** Input records follows **
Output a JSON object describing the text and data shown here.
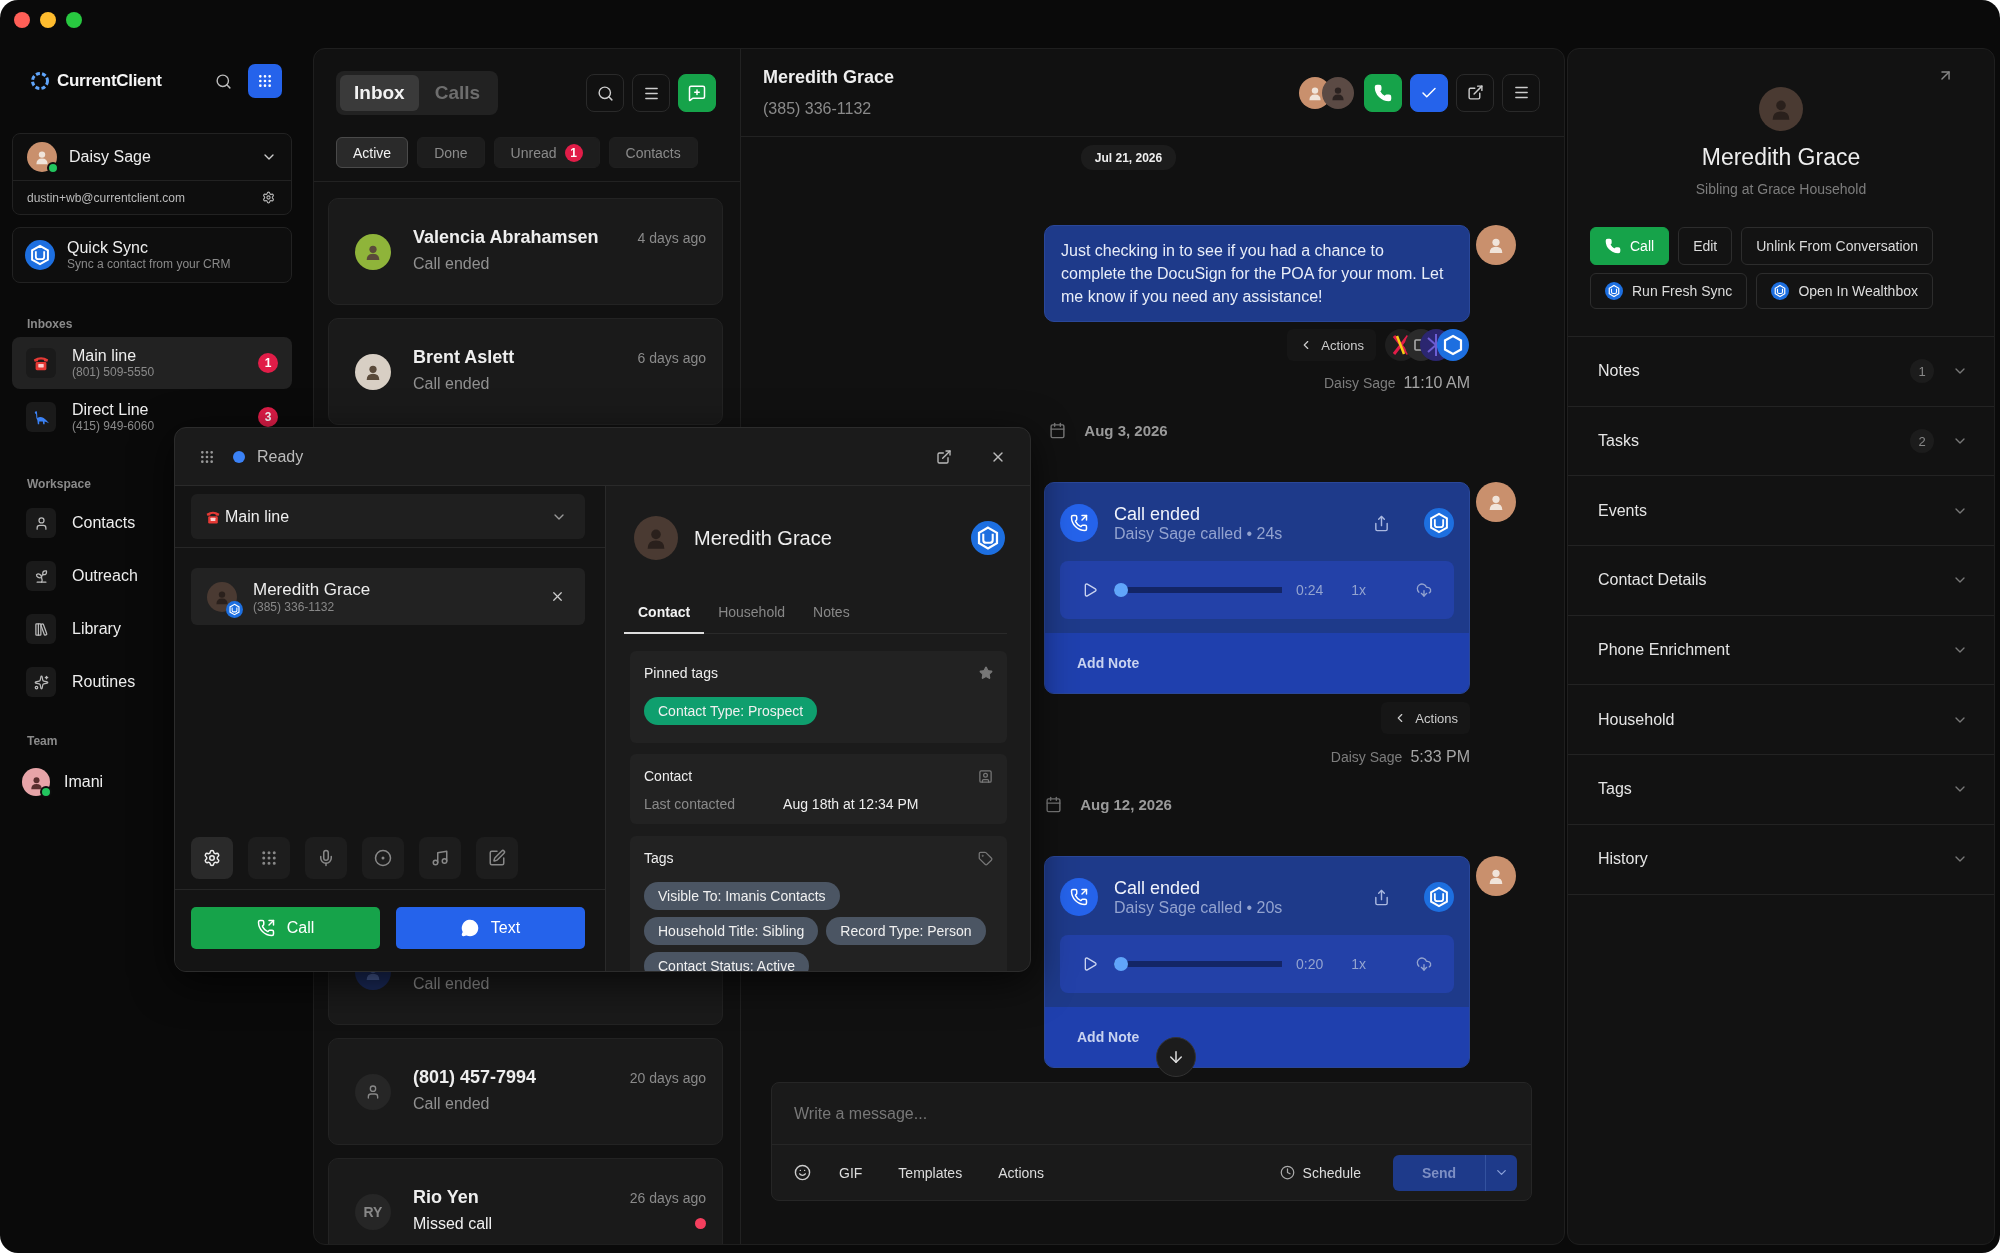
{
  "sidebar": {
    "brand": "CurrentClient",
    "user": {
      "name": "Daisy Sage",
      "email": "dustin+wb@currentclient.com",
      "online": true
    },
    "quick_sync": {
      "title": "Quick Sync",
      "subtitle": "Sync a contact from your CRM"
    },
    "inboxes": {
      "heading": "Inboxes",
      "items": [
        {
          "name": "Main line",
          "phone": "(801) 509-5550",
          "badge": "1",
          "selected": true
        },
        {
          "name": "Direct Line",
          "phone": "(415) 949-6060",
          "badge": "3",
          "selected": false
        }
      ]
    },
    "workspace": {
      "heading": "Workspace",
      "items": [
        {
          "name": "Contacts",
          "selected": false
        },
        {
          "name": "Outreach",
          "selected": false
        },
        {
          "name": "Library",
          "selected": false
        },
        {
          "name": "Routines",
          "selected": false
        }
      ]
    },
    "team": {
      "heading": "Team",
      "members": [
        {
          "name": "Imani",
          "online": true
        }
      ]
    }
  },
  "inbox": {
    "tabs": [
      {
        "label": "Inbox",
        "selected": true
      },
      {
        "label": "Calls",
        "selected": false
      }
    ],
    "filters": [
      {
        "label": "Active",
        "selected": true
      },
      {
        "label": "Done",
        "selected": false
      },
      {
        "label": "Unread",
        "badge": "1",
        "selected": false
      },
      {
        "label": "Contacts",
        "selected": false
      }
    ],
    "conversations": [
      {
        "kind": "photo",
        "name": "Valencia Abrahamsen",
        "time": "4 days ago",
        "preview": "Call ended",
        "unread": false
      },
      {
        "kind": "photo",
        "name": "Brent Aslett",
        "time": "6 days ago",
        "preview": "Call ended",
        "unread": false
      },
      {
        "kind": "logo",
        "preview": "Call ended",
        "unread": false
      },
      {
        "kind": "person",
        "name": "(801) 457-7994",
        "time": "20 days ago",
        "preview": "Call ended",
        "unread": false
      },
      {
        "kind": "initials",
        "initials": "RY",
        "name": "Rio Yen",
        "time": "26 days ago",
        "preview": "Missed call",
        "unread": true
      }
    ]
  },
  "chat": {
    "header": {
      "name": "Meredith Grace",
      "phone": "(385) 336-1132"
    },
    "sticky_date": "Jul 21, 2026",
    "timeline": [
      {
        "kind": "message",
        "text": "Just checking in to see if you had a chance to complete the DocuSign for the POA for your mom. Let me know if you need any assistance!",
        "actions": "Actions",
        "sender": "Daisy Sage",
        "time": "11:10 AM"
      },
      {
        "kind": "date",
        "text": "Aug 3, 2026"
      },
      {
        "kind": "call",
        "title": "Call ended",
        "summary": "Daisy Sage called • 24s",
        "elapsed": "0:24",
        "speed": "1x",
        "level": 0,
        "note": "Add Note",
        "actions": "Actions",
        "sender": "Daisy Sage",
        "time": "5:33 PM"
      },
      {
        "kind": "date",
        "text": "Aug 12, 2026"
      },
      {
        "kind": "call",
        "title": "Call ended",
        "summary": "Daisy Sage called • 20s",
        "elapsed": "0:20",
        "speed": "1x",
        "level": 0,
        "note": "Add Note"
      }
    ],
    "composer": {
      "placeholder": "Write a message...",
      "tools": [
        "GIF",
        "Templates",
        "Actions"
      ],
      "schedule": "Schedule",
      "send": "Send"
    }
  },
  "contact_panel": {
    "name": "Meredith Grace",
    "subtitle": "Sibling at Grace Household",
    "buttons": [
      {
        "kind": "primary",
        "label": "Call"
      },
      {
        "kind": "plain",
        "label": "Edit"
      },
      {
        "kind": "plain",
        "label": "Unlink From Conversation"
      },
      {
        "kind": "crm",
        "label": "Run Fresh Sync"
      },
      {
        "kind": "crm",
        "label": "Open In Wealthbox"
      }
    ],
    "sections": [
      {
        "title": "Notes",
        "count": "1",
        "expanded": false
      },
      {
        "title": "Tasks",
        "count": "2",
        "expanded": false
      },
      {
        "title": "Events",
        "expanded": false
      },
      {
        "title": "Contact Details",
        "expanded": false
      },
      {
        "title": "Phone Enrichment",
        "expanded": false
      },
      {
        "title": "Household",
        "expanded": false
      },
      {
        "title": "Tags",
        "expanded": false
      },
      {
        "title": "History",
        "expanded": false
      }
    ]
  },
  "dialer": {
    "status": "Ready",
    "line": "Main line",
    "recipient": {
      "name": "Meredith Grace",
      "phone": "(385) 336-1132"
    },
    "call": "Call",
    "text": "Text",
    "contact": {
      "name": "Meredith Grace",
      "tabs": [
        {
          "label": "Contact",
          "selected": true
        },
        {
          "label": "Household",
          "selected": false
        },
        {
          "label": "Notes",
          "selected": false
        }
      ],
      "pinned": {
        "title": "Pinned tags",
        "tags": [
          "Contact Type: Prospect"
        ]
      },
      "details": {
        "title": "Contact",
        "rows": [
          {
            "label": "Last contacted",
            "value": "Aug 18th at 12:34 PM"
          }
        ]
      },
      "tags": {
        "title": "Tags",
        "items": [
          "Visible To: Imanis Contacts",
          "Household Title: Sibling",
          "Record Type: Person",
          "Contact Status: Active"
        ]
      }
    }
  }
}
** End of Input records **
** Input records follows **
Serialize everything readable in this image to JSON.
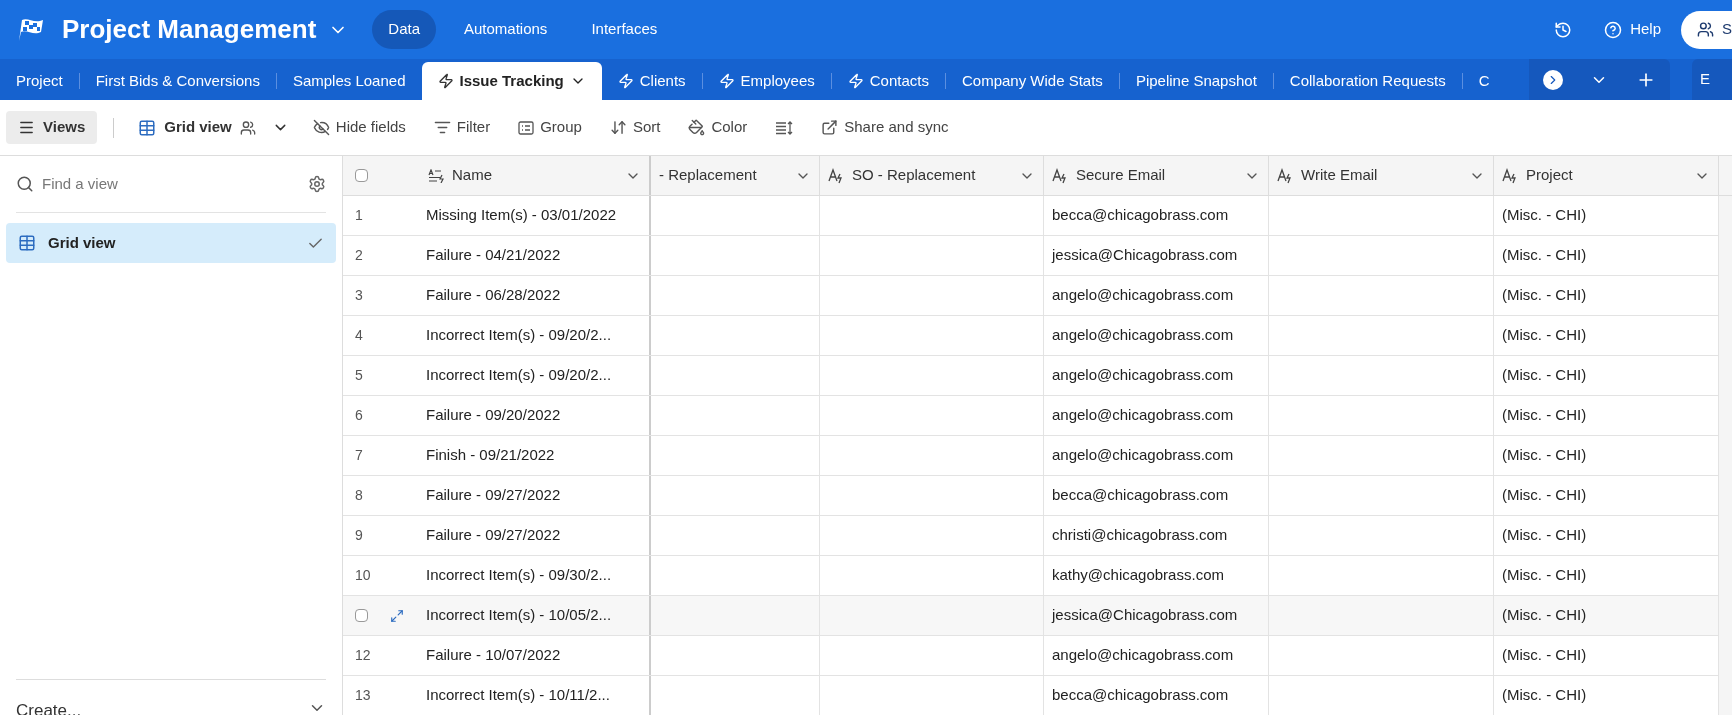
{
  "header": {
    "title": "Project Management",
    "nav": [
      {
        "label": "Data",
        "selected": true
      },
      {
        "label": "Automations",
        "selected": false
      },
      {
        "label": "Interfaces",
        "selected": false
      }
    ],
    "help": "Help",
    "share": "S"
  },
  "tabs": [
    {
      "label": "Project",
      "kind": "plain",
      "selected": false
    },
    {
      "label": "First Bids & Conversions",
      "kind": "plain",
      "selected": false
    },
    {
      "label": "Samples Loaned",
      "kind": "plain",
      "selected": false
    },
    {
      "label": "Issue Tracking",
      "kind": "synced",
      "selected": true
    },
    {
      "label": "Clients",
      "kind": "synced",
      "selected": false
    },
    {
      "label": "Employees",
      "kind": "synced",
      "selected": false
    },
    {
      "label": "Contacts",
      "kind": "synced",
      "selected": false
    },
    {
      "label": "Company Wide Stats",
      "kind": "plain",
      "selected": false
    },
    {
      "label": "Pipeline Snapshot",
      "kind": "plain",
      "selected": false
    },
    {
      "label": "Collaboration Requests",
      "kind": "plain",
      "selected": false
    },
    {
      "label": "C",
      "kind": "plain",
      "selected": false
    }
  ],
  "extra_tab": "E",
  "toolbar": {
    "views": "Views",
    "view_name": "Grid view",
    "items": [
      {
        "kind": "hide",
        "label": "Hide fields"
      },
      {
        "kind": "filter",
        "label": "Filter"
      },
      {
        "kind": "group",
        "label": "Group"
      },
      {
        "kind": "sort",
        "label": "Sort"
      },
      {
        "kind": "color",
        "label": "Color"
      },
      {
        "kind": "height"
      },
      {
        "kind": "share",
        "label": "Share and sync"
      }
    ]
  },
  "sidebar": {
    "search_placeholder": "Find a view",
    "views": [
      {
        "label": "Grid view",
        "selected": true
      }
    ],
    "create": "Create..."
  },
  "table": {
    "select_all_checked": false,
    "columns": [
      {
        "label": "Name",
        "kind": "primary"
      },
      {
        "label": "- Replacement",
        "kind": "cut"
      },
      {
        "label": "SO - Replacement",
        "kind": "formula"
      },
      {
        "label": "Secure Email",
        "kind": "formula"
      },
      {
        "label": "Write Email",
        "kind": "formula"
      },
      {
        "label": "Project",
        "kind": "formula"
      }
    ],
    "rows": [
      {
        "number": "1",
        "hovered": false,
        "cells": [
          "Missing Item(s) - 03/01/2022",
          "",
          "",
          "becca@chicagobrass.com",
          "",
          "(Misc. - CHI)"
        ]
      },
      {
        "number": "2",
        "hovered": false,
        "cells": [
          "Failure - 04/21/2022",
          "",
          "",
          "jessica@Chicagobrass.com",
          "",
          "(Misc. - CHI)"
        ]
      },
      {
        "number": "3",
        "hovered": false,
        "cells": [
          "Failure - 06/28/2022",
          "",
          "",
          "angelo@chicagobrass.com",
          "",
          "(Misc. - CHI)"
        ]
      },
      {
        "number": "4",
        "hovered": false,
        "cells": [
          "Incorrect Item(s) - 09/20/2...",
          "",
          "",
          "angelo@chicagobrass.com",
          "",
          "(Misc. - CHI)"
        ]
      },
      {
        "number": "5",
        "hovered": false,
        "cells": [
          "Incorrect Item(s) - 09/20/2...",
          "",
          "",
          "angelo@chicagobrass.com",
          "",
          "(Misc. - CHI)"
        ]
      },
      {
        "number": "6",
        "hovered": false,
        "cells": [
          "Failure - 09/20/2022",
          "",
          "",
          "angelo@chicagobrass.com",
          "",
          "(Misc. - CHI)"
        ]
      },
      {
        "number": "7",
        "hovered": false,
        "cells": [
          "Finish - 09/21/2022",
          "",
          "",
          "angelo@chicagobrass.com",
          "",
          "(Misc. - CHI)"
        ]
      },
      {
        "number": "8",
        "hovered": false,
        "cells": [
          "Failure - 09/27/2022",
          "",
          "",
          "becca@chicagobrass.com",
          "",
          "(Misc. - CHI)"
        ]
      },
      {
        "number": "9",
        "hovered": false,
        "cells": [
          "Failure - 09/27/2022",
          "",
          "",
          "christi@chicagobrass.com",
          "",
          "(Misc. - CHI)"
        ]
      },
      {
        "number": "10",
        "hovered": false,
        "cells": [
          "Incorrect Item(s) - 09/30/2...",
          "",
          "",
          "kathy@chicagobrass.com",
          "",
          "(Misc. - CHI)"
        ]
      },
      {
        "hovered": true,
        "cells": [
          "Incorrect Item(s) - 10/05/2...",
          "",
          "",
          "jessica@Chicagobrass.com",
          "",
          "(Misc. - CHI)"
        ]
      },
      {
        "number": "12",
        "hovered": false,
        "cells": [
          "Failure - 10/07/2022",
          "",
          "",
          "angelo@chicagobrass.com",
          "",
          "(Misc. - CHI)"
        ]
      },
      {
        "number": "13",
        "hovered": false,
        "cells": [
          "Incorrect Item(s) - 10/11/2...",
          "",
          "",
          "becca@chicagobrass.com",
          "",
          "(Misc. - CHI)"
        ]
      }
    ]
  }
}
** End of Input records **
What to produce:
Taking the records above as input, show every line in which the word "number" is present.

Your solution:
        "number": "1",
        "number": "2",
        "number": "3",
        "number": "4",
        "number": "5",
        "number": "6",
        "number": "7",
        "number": "8",
        "number": "9",
        "number": "10",
        "number": "12",
        "number": "13",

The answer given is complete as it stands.